Don't not enter the Kirkjufjara beach when tide is high

There are two parking lots to view Dyrhólaey arch. One at the highest point by the small lighthouse and the other one is a bit east by Kirkjufjara beach.  From the parking lot you have an excellent view to Dyrhólaey arch from the cliffs and you also have a spectacular view of the Reynisdrangar stacks and Reynisfjara beach to the east.  From the parking lot, there is a narrow path down to Kirkjusandur beach with two to three meter small cliffs on both sides.  This is the only entrance to the beach. The beach is located under a much higher cliff with the immensely forceful the Atlantic Ocean on the other side. Anyone entering the beach should understand that waves are not equal in size. Every 15th or 20th wave there is a much larger wave that stretches much farther inland than others, and that is the highly dangerous sneaker wave.  So even if the waves seem calm and innocent on a day with high tides, a much larger one is due at any time floating up the walking path. On such a day, especially when the winds are strong and the tide is high no one should enter the Kirkjusandur beach.

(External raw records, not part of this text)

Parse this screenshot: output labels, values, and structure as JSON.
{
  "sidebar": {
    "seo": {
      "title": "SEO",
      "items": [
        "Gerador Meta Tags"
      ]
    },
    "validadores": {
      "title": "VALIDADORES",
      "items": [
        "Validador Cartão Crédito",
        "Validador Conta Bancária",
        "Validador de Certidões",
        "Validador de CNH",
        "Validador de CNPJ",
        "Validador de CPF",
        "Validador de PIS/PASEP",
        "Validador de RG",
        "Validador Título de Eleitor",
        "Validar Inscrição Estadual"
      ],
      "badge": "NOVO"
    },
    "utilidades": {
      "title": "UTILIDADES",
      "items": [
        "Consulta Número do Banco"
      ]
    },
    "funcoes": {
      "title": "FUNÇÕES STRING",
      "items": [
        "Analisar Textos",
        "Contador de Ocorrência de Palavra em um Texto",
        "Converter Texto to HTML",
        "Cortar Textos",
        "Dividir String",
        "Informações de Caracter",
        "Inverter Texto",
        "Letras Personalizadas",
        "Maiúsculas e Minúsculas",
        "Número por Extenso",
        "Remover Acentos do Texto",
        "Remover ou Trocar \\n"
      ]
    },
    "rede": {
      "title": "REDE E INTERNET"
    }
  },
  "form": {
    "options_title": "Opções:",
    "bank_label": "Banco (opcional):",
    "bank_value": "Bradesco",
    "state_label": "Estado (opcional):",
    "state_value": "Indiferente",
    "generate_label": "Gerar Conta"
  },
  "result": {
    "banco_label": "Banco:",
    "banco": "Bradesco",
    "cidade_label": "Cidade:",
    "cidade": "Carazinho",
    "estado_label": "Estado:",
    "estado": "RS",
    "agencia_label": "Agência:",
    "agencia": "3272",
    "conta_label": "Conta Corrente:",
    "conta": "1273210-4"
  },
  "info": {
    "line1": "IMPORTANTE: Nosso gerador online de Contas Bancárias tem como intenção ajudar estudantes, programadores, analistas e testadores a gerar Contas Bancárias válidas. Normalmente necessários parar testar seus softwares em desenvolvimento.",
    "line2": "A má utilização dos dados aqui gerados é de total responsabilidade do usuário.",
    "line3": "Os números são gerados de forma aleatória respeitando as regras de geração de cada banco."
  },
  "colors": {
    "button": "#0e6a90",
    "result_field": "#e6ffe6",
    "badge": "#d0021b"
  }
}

If a wave from the Atlantic Ocean grabs you, the fight is extremely tough.  Enjoying the view to the east and the west from the parking lot is great and gives everyone great photographic opportunities.

Access is easy from the Ring Road in the Southern Region

Entering the parking lot to Kirkjusandur beach is the same road as the road leading to Dyrholaey arch.  On the Ring Road Nr. 1 you turn south to Dyrhólavegur road Nr. 218. This Road will lead to both parking lots to view Dyrhólaey and Kirkjufjara.  

Below is the location of Kirkjufjara beach on the map of Iceland

Some of the places need caution, one such place is Kirkjufjara